As mentioned before, Origins uses prerendered backgrounds. Because Origins takes place in the same world as the original, you will tread on a lot of familiar ground. The art style still holds up fairly well today, but a good amount of the back drops are a bit blurry. Some of the new areas look great including a town thats backgrounds consist entirely of clay models, but on the other hand a lot the new areas are typical RPG fare and are bland. Many of the more interesting areas from the first game don’t make an appearance either, which is a bit disappointing. Character models look decent, but many of the models don’t exactly match up with characters portraits. Most of the NPCs used are recycled character models from the original title. Overall there is not much of a improvement from the first game visually.
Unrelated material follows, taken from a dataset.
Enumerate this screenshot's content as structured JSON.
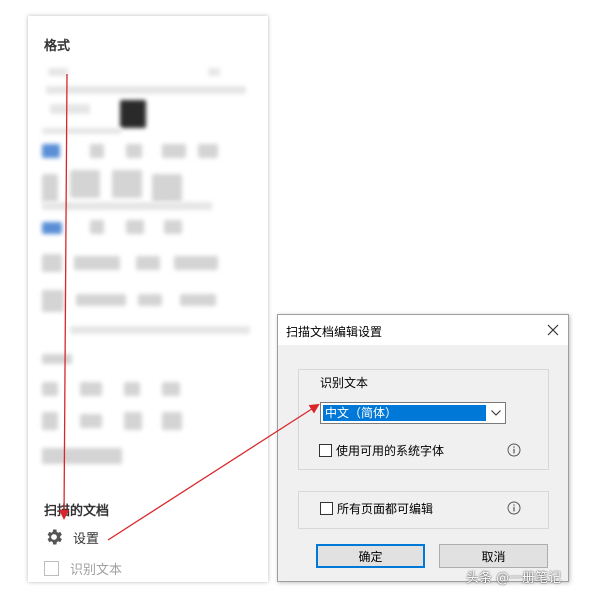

On the other hand Origins’ voice acting is superior to the original, but you will still hear some voices, mainly that of the children, which will make you want to mute your T.V. Thankfully the opposite can be said for Origins’ sound track; it does come up a bit short compared to the originals, but it is far from terrible. Some familiar songs return and some are remixed. Quite a few new tracks appear as well and their presence is welcome, but they never hit the level of the originals sound track.
As with most RPGs, Baten Kaitos Origins takes around fifty hours to complete if you take your time through the main quest and stop and dabble in some side quests. There’s a Colosseum with preset matches in which you can fight along with some quests where you can get some extra cards for battle. Optional boss battles are available and if you want the real ending you will need to defeat them all before finishing the game. Last and probably the least is New Game + which is simply restarting the game with certain aspects of your past file transferring over. Needless to say, Baten Kaitos Origins probably isn’t a title you will be popping into your Gamecube or Wii much after the credits have rolled.
Origins definitely isn’t the best RPG on the Gamecube, but it is a good one and complements the system’s small RPG library fairly well. If you can get over the less then stellar voice acting and some typical JRPG drama then you should give Baten Kaitos: Origins a shot. Fans of the first Baten Kaitos may not like the new battle system, but those who did not like the original may find a new light in Origins’ battle system. The games graphics consist of a lot of recycled assets which make it feels like a budget title, and indeed you should probably pay a budget price for it. amazon.com is currently selling Baten Kaitos Origins for around $20.00 new so it is definitely worth the price for anyone looking for a JRPG with a twist on the combat system.